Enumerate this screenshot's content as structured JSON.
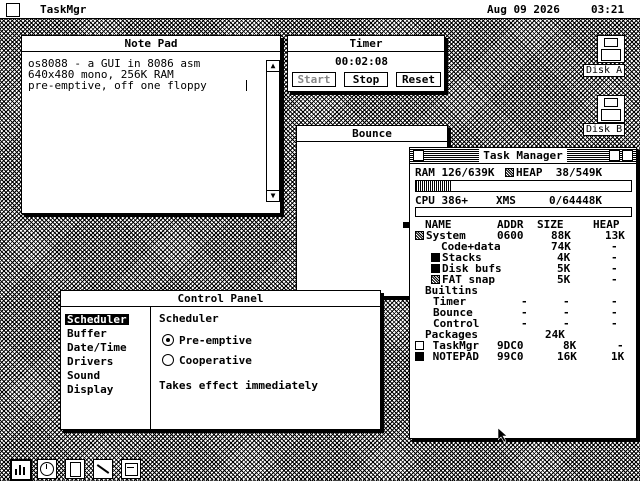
{
  "menubar": {
    "app": "TaskMgr",
    "date": "Aug 09 2026",
    "time": "03:21"
  },
  "notepad": {
    "title": "Note Pad",
    "lines": [
      "os8088 - a GUI in 8086 asm",
      "640x480 mono, 256K RAM",
      "pre-emptive, off one floppy"
    ]
  },
  "timer": {
    "title": "Timer",
    "elapsed": "00:02:08",
    "start": "Start",
    "stop": "Stop",
    "reset": "Reset"
  },
  "bounce": {
    "title": "Bounce"
  },
  "desktop": {
    "disk_a": "Disk A",
    "disk_b": "Disk B"
  },
  "taskmgr": {
    "title": "Task Manager",
    "ram": "RAM 126/639K",
    "heap": "HEAP  38/549K",
    "cpu": "CPU 386+",
    "xms": "XMS     0/64448K",
    "headers": {
      "name": "NAME",
      "addr": "ADDR",
      "size": "SIZE",
      "heap": "HEAP"
    },
    "rows": [
      {
        "name": "System",
        "addr": "0600",
        "size": "88K",
        "heap": "13K"
      },
      {
        "name": "Code+data",
        "addr": "",
        "size": "74K",
        "heap": "-"
      },
      {
        "name": "Stacks",
        "addr": "",
        "size": "4K",
        "heap": "-"
      },
      {
        "name": "Disk bufs",
        "addr": "",
        "size": "5K",
        "heap": "-"
      },
      {
        "name": "FAT snap",
        "addr": "",
        "size": "5K",
        "heap": "-"
      },
      {
        "name": "Builtins",
        "addr": "",
        "size": "",
        "heap": ""
      },
      {
        "name": "Timer",
        "addr": "-",
        "size": "-",
        "heap": "-"
      },
      {
        "name": "Bounce",
        "addr": "-",
        "size": "-",
        "heap": "-"
      },
      {
        "name": "Control",
        "addr": "-",
        "size": "-",
        "heap": "-"
      },
      {
        "name": "Packages",
        "addr": "",
        "size": "24K",
        "heap": ""
      },
      {
        "name": "TaskMgr",
        "addr": "9DC0",
        "size": "8K",
        "heap": "-"
      },
      {
        "name": "NOTEPAD",
        "addr": "99C0",
        "size": "16K",
        "heap": "1K"
      }
    ]
  },
  "control": {
    "title": "Control Panel",
    "items": [
      "Scheduler",
      "Buffer",
      "Date/Time",
      "Drivers",
      "Sound",
      "Display"
    ],
    "heading": "Scheduler",
    "option1": "Pre-emptive",
    "option2": "Cooperative",
    "note": "Takes effect immediately"
  },
  "dock": [
    "taskmgr-icon",
    "timer-icon",
    "notepad-icon",
    "paint-icon",
    "control-icon"
  ]
}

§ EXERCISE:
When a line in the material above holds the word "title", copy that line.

§ RESPONSE AREA:
    "title": "Note Pad",
    "title": "Timer",
    "title": "Bounce"
    "title": "Task Manager",
    "title": "Control Panel",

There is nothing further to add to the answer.